BEGIN Extracted information

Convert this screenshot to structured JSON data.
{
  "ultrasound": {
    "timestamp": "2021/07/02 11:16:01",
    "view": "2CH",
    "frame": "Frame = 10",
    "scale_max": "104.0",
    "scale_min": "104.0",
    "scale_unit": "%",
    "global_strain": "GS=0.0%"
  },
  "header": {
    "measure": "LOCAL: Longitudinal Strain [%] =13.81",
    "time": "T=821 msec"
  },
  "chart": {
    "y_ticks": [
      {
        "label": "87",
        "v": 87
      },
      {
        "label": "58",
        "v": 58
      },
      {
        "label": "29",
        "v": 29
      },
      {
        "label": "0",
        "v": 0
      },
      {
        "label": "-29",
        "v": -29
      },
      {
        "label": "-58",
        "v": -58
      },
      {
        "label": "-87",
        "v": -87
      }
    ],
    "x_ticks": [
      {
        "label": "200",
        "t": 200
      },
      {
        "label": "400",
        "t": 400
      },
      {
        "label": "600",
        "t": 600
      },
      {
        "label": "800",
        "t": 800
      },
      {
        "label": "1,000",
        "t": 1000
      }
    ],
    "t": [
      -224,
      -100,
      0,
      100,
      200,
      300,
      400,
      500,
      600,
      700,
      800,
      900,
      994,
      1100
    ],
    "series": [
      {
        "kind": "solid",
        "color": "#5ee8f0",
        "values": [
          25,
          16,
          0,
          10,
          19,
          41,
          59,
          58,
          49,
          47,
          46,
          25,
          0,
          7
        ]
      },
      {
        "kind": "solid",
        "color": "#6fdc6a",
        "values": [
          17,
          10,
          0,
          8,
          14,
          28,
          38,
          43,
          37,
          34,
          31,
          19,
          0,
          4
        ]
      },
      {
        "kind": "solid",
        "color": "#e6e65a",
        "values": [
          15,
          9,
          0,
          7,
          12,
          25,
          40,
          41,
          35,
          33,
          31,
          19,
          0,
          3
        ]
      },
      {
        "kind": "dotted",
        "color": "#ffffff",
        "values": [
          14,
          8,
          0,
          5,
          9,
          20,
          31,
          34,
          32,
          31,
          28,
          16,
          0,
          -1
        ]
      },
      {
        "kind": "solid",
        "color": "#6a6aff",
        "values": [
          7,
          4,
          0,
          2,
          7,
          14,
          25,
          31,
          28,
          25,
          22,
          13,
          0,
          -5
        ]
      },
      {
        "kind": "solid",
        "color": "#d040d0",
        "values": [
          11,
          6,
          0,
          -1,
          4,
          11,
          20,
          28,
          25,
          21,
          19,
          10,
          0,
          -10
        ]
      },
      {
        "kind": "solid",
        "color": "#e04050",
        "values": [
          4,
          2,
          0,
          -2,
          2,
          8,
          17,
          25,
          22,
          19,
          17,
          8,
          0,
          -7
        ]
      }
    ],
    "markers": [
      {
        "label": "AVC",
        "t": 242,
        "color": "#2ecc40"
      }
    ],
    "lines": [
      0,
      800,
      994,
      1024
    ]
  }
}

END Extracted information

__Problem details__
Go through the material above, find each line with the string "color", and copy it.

__Exercise result__
        "color": "#5ee8f0",
        "color": "#6fdc6a",
        "color": "#e6e65a",
        "color": "#ffffff",
        "color": "#6a6aff",
        "color": "#d040d0",
        "color": "#e04050",
        "color": "#2ecc40"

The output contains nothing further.